At a Health and Safety EXPO back in June, two of our staff sat in on a CPD talk on Fire Risk Assessors. The talk was informative and gave an insight into the overhaul of the standards of several contractors or individuals within the Fire Sector.
Currently there is no real stipulations surrounding fire risk-assessors, contractors, installers or designers who work on High Risk Residential Buildings over 18m.
As such, a plan has been drafted by the industry in response the industry- government joint venture targeting the aftermath of the Grenfell Tower disaster to increase the standard and skills of those who work on such buildings. The interim document- aptly named Raising the Bar- was produced and compiled by the CSG who represent a number of Construction sector organisations. It specifically asks for:
“The Fire Risk Assessment Competency Council (FRACC) should develop and introduce an enhanced level of competence for fire risk assessors undertaking work on HRRBs”.
The idea is to create a rise in standards across all areas of the industry, as well as schemes passing three technical design ‘gateways’ that will be overviewed by a Safety Regulator for new buildings. This regulator in theory will then hold a register of individuals or firms who pass a particular standard, to act as principal designers, contractors and building safety co-ordinators. The raised expectations will also extend to other professionals such as site supervisors and fire engineers among many.
The report responds directly to issues and questions raised from Dame Judith Hackitt’s recommendations in Building a Safer Future, particularly regarding the methodology that should be used, and noting that whilst their interim is predominantly focused on HRRBs, it should be extended “with or without statutory mandate” in order to adequately assess buildings for fire and life safety.
Should the standard be raised across the board? This venture has the potential to raise the professional standards in building and design aspects too and could lead the way for other categories of buildings, with note to those blocks used for vulnerable people such as hospitals, schools and assisted living.
When a residential block in South West London burnt down in September this year, it carried a stark reminder that the mandate for all buildings may need to be reviewed. Provisions need to be made to ensure that fire safety in are blocks or buildings are kept within the scope of these proposals.
With this in mind, and talks of our fellow professionals, fire risk-assessors, among many others, may well need to up their skill set through further education and qualification in the Fire sector, in order to be deemed confident for the task and eligible for the register.

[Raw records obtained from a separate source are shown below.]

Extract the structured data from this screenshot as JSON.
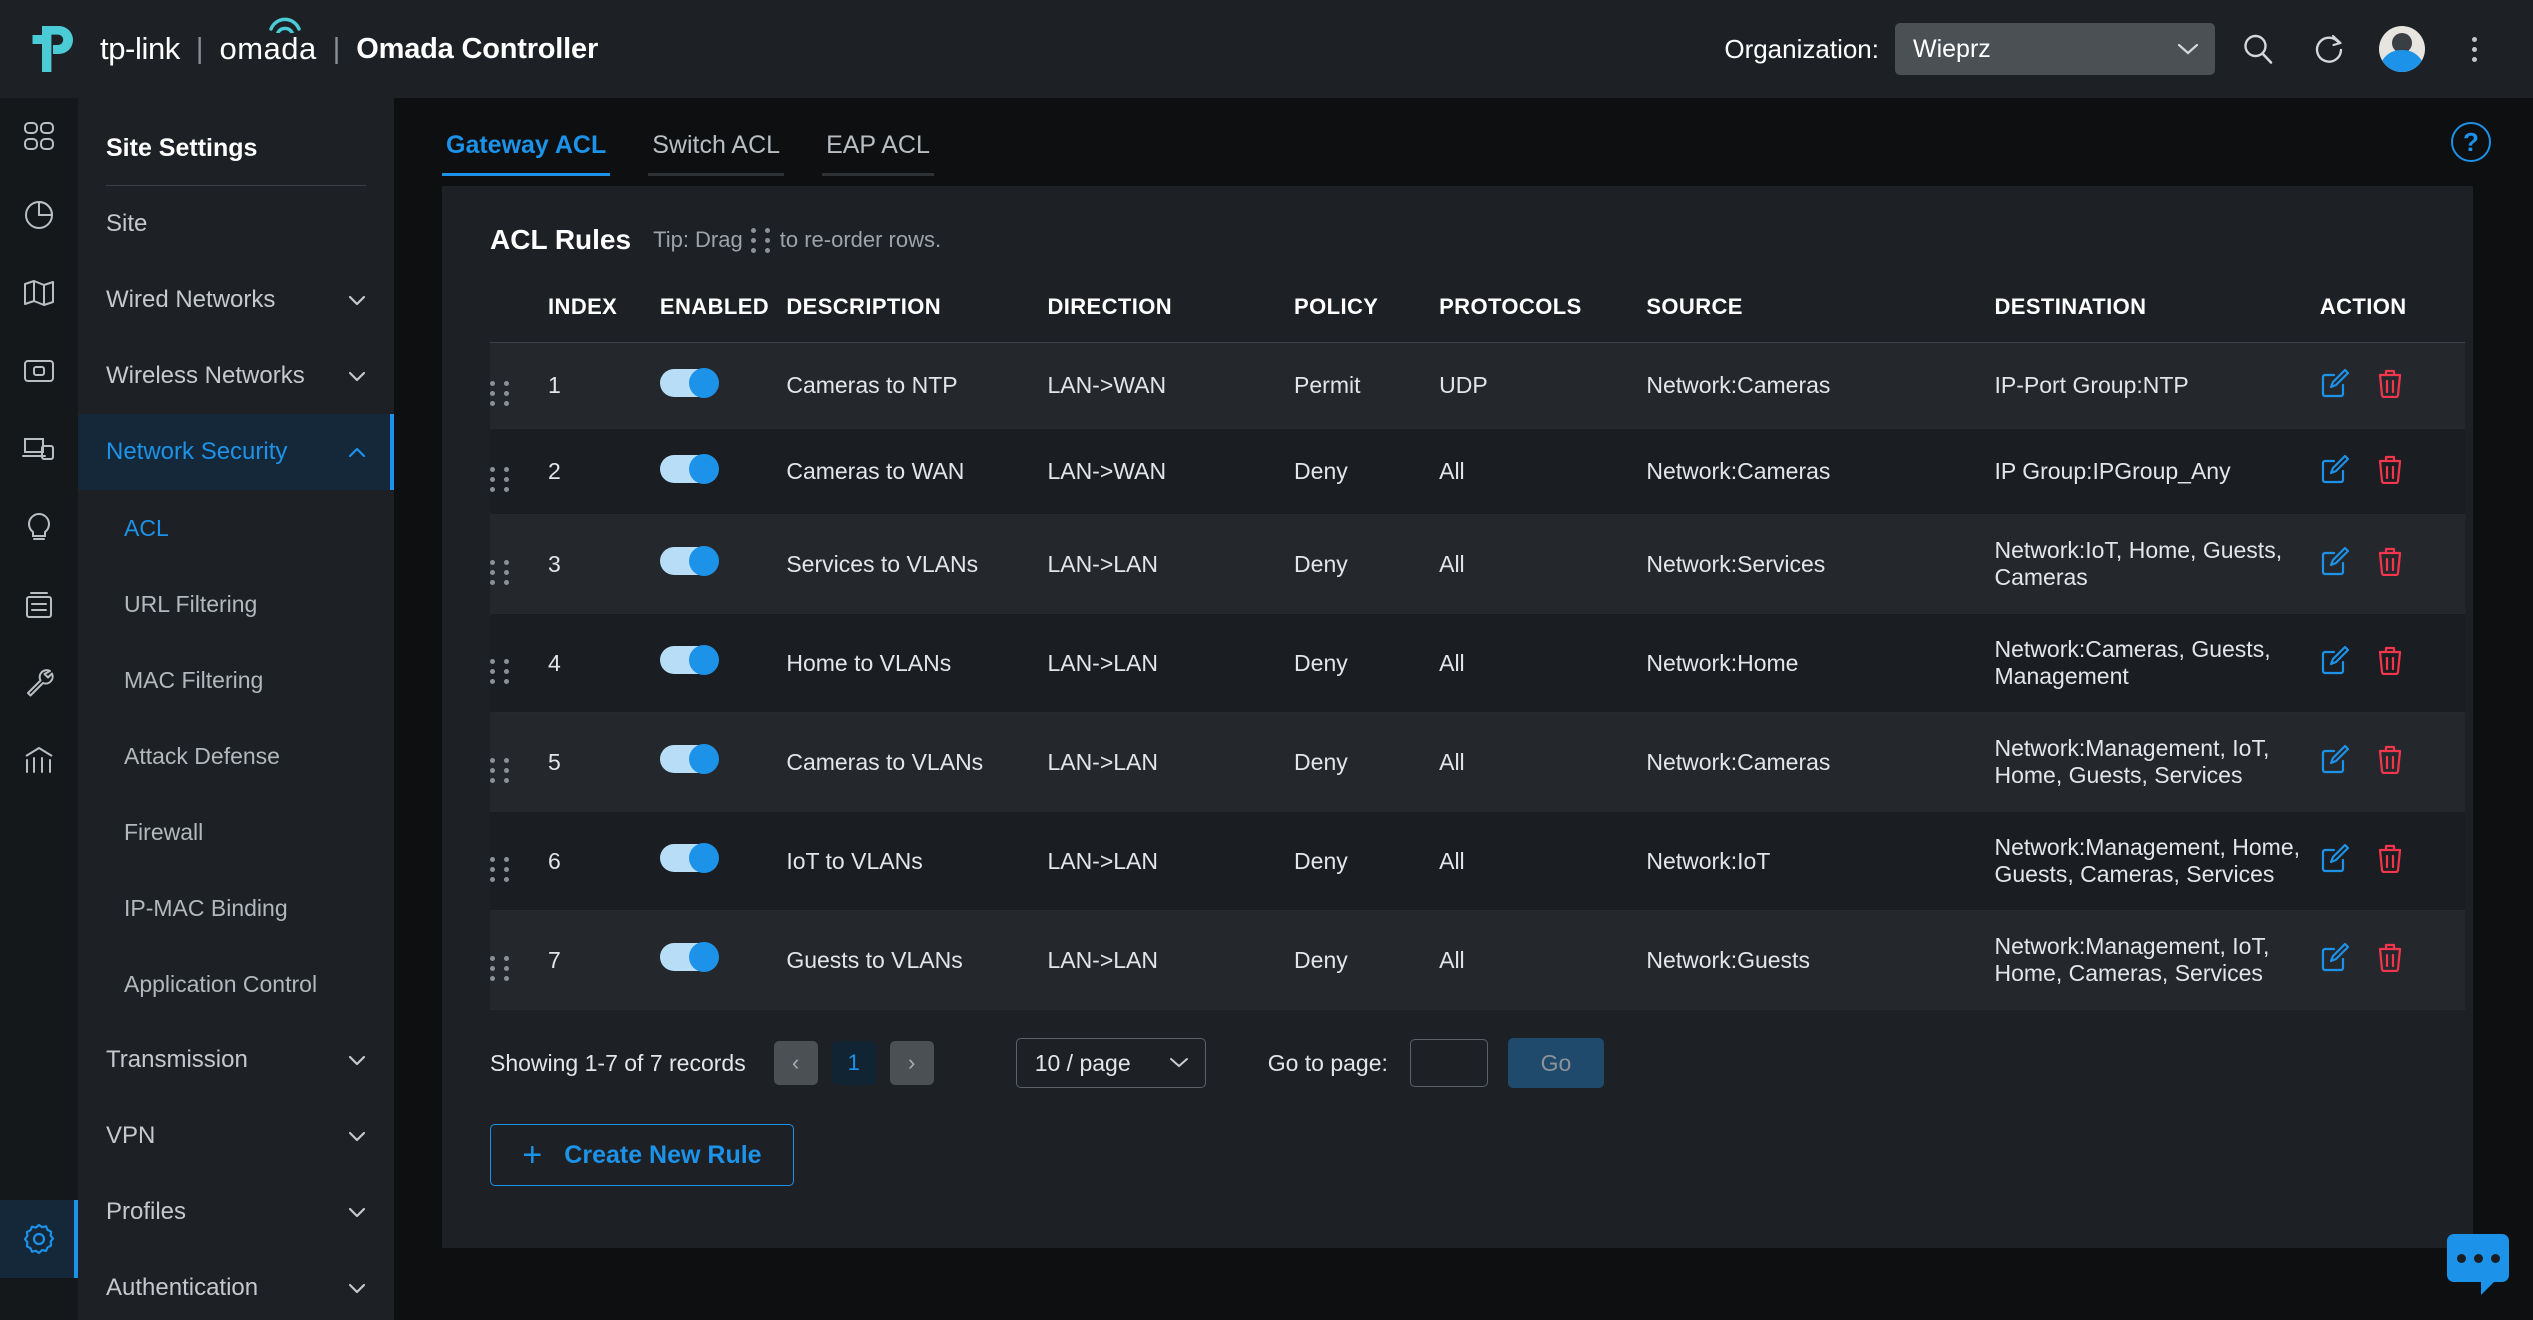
{
  "header": {
    "brand_tp": "tp-link",
    "brand_omada": "omada",
    "brand_sep": "|",
    "app_title": "Omada Controller",
    "org_label": "Organization:",
    "org_value": "Wieprz",
    "search_icon": "search-icon",
    "refresh_icon": "refresh-icon",
    "avatar_icon": "user-avatar",
    "menu_icon": "kebab-menu-icon"
  },
  "rail": {
    "items": [
      {
        "name": "dashboard",
        "icon": "grid-icon",
        "active": false
      },
      {
        "name": "statistics",
        "icon": "pie-chart-icon",
        "active": false
      },
      {
        "name": "map",
        "icon": "map-icon",
        "active": false
      },
      {
        "name": "devices",
        "icon": "device-icon",
        "active": false
      },
      {
        "name": "clients",
        "icon": "clients-icon",
        "active": false
      },
      {
        "name": "insight",
        "icon": "bulb-icon",
        "active": false
      },
      {
        "name": "log",
        "icon": "log-icon",
        "active": false
      },
      {
        "name": "tools",
        "icon": "wrench-icon",
        "active": false
      },
      {
        "name": "reports",
        "icon": "bar-chart-icon",
        "active": false
      }
    ],
    "bottom": {
      "name": "settings",
      "icon": "gear-icon",
      "active": true
    }
  },
  "sidebar": {
    "title": "Site Settings",
    "items": [
      {
        "label": "Site",
        "level": "top",
        "chevron": "none",
        "state": "normal"
      },
      {
        "label": "Wired Networks",
        "level": "top",
        "chevron": "down",
        "state": "normal"
      },
      {
        "label": "Wireless Networks",
        "level": "top",
        "chevron": "down",
        "state": "normal"
      },
      {
        "label": "Network Security",
        "level": "top",
        "chevron": "up",
        "state": "active-parent"
      },
      {
        "label": "ACL",
        "level": "sub",
        "chevron": "none",
        "state": "active"
      },
      {
        "label": "URL Filtering",
        "level": "sub",
        "chevron": "none",
        "state": "normal"
      },
      {
        "label": "MAC Filtering",
        "level": "sub",
        "chevron": "none",
        "state": "normal"
      },
      {
        "label": "Attack Defense",
        "level": "sub",
        "chevron": "none",
        "state": "normal"
      },
      {
        "label": "Firewall",
        "level": "sub",
        "chevron": "none",
        "state": "normal"
      },
      {
        "label": "IP-MAC Binding",
        "level": "sub",
        "chevron": "none",
        "state": "normal"
      },
      {
        "label": "Application Control",
        "level": "sub",
        "chevron": "none",
        "state": "normal"
      },
      {
        "label": "Transmission",
        "level": "top",
        "chevron": "down",
        "state": "normal"
      },
      {
        "label": "VPN",
        "level": "top",
        "chevron": "down",
        "state": "normal"
      },
      {
        "label": "Profiles",
        "level": "top",
        "chevron": "down",
        "state": "normal"
      },
      {
        "label": "Authentication",
        "level": "top",
        "chevron": "down",
        "state": "normal"
      }
    ]
  },
  "main": {
    "tabs": [
      {
        "label": "Gateway ACL",
        "active": true
      },
      {
        "label": "Switch ACL",
        "active": false
      },
      {
        "label": "EAP ACL",
        "active": false
      }
    ],
    "help_icon": "help-question-icon",
    "panel_title": "ACL Rules",
    "tip_before": "Tip: Drag",
    "tip_after": "to re-order rows.",
    "columns": [
      "INDEX",
      "ENABLED",
      "DESCRIPTION",
      "DIRECTION",
      "POLICY",
      "PROTOCOLS",
      "SOURCE",
      "DESTINATION",
      "ACTION"
    ],
    "rows": [
      {
        "index": "1",
        "enabled": true,
        "description": "Cameras to NTP",
        "direction": "LAN->WAN",
        "policy": "Permit",
        "protocols": "UDP",
        "source": "Network:Cameras",
        "destination": "IP-Port Group:NTP"
      },
      {
        "index": "2",
        "enabled": true,
        "description": "Cameras to WAN",
        "direction": "LAN->WAN",
        "policy": "Deny",
        "protocols": "All",
        "source": "Network:Cameras",
        "destination": "IP Group:IPGroup_Any"
      },
      {
        "index": "3",
        "enabled": true,
        "description": "Services to VLANs",
        "direction": "LAN->LAN",
        "policy": "Deny",
        "protocols": "All",
        "source": "Network:Services",
        "destination": "Network:IoT, Home, Guests, Cameras"
      },
      {
        "index": "4",
        "enabled": true,
        "description": "Home to VLANs",
        "direction": "LAN->LAN",
        "policy": "Deny",
        "protocols": "All",
        "source": "Network:Home",
        "destination": "Network:Cameras, Guests, Management"
      },
      {
        "index": "5",
        "enabled": true,
        "description": "Cameras to VLANs",
        "direction": "LAN->LAN",
        "policy": "Deny",
        "protocols": "All",
        "source": "Network:Cameras",
        "destination": "Network:Management, IoT, Home, Guests, Services"
      },
      {
        "index": "6",
        "enabled": true,
        "description": "IoT to VLANs",
        "direction": "LAN->LAN",
        "policy": "Deny",
        "protocols": "All",
        "source": "Network:IoT",
        "destination": "Network:Management, Home, Guests, Cameras, Services"
      },
      {
        "index": "7",
        "enabled": true,
        "description": "Guests to VLANs",
        "direction": "LAN->LAN",
        "policy": "Deny",
        "protocols": "All",
        "source": "Network:Guests",
        "destination": "Network:Management, IoT, Home, Cameras, Services"
      }
    ],
    "pagination": {
      "records_text": "Showing 1-7 of 7 records",
      "prev": "‹",
      "page": "1",
      "next": "›",
      "page_size": "10 / page",
      "goto_label": "Go to page:",
      "goto_value": "",
      "go_label": "Go"
    },
    "create_label": "Create New Rule",
    "create_plus": "+",
    "chat_icon": "chat-bubble-icon"
  },
  "colors": {
    "accent": "#1c92e8",
    "brand_teal": "#4acbd6",
    "danger": "#f4364c",
    "panel_bg": "#1d2125",
    "page_bg": "#0d0f11"
  }
}
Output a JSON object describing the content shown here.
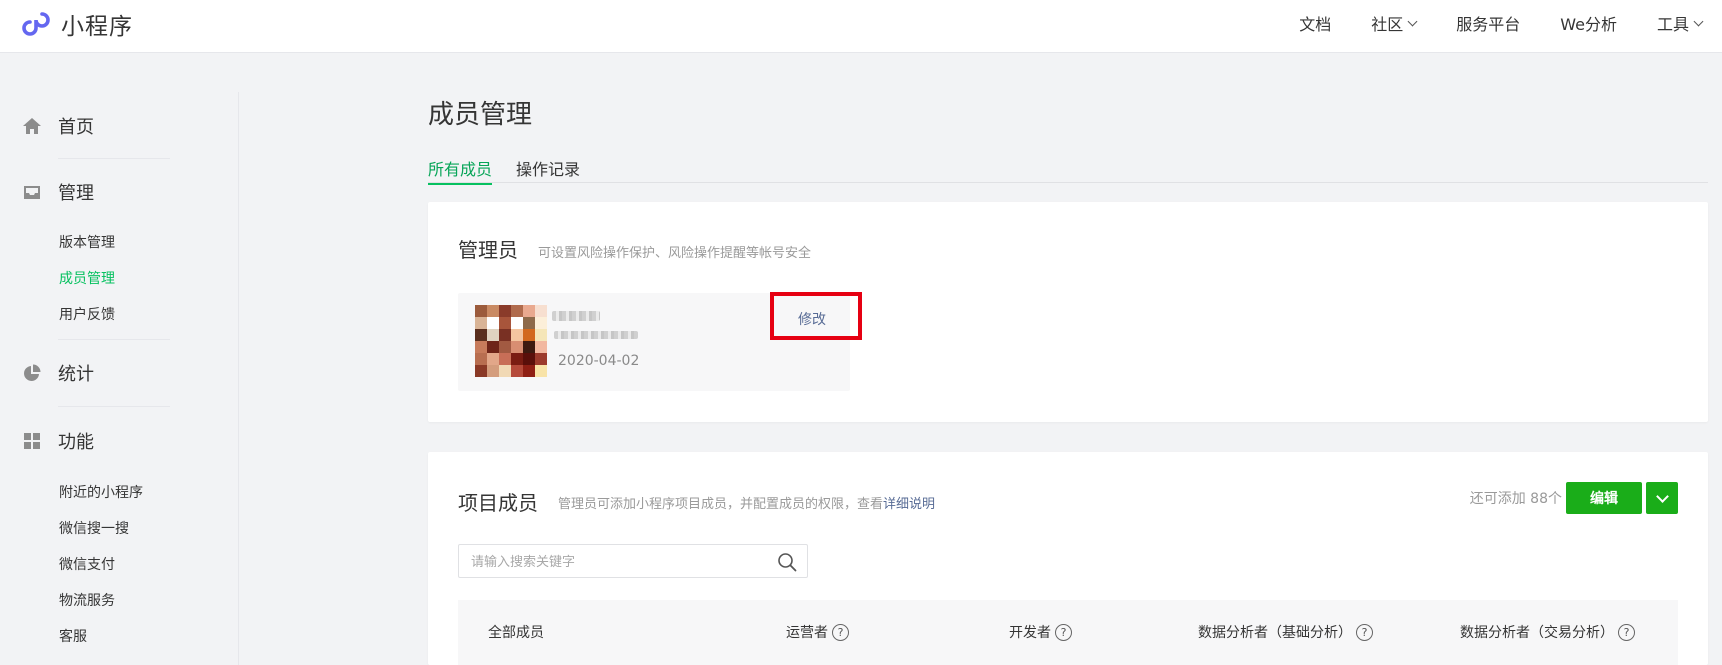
{
  "header": {
    "logo_text": "小程序",
    "nav": [
      {
        "label": "文档"
      },
      {
        "label": "社区",
        "has_caret": true
      },
      {
        "label": "服务平台"
      },
      {
        "label": "We分析"
      },
      {
        "label": "工具",
        "has_caret": true
      }
    ]
  },
  "sidebar": {
    "home": "首页",
    "manage": "管理",
    "manage_items": [
      "版本管理",
      "成员管理",
      "用户反馈"
    ],
    "stats": "统计",
    "features": "功能",
    "feature_items": [
      "附近的小程序",
      "微信搜一搜",
      "微信支付",
      "物流服务",
      "客服"
    ],
    "active_item": "成员管理"
  },
  "main": {
    "title": "成员管理",
    "tabs": [
      "所有成员",
      "操作记录"
    ],
    "active_tab": "所有成员",
    "admin": {
      "title": "管理员",
      "desc": "可设置风险操作保护、风险操作提醒等帐号安全",
      "date": "2020-04-02",
      "edit_label": "修改"
    },
    "members": {
      "title": "项目成员",
      "desc": "管理员可添加小程序项目成员，并配置成员的权限，查看",
      "desc_link": "详细说明",
      "remaining": "还可添加 88个",
      "edit_button": "编辑",
      "search_placeholder": "请输入搜索关键字",
      "columns": [
        "全部成员",
        "运营者",
        "开发者",
        "数据分析者（基础分析）",
        "数据分析者（交易分析）"
      ]
    }
  },
  "colors": {
    "accent_green": "#07c160",
    "button_green": "#1aad19",
    "link_blue": "#576b95",
    "highlight_red": "#e60012"
  }
}
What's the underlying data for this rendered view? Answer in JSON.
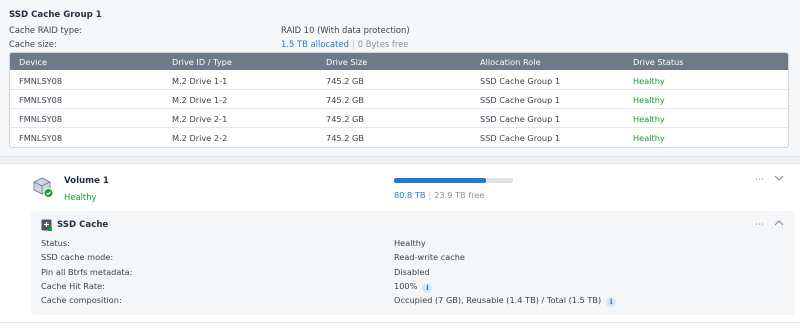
{
  "ssd_group": {
    "title": "SSD Cache Group 1",
    "raid_type_label": "Cache RAID type:",
    "raid_type_value": "RAID 10 (With data protection)",
    "cache_size_label": "Cache size:",
    "cache_allocated": "1.5 TB allocated",
    "cache_free": "0 Bytes free"
  },
  "table": {
    "headers": [
      "Device",
      "Drive ID / Type",
      "Drive Size",
      "Allocation Role",
      "Drive Status"
    ],
    "rows": [
      {
        "device": "FMNLSY08",
        "drive_id": "M.2 Drive 1-1",
        "size": "745.2 GB",
        "role": "SSD Cache Group 1",
        "status": "Healthy"
      },
      {
        "device": "FMNLSY08",
        "drive_id": "M.2 Drive 1-2",
        "size": "745.2 GB",
        "role": "SSD Cache Group 1",
        "status": "Healthy"
      },
      {
        "device": "FMNLSY08",
        "drive_id": "M.2 Drive 2-1",
        "size": "745.2 GB",
        "role": "SSD Cache Group 1",
        "status": "Healthy"
      },
      {
        "device": "FMNLSY08",
        "drive_id": "M.2 Drive 2-2",
        "size": "745.2 GB",
        "role": "SSD Cache Group 1",
        "status": "Healthy"
      }
    ]
  },
  "volume": {
    "title": "Volume 1",
    "status": "Healthy",
    "used": "80.8 TB",
    "free": "23.9 TB free",
    "usage_fraction": 0.77,
    "icons": {
      "more": "ellipsis-icon",
      "toggle": "chevron-down-icon"
    }
  },
  "ssd_cache": {
    "title": "SSD Cache",
    "icons": {
      "more": "ellipsis-icon",
      "toggle": "chevron-up-icon"
    },
    "rows": [
      {
        "label": "Status:",
        "value": "Healthy"
      },
      {
        "label": "SSD cache mode:",
        "value": "Read-write cache"
      },
      {
        "label": "Pin all Btrfs metadata:",
        "value": "Disabled"
      },
      {
        "label": "Cache Hit Rate:",
        "value": "100%"
      },
      {
        "label": "Cache composition:",
        "value": "Occupied (7 GB), Reusable (1.4 TB) / Total (1.5 TB)"
      }
    ]
  },
  "colors": {
    "accent": "#1f7ad3",
    "healthy": "#1a9a3a",
    "table_header": "#6e7a87"
  }
}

If you are unsure on where you stand with any upcoming changes related to your fire safety, feel free to contact us on 01394 389683 or email@example.com.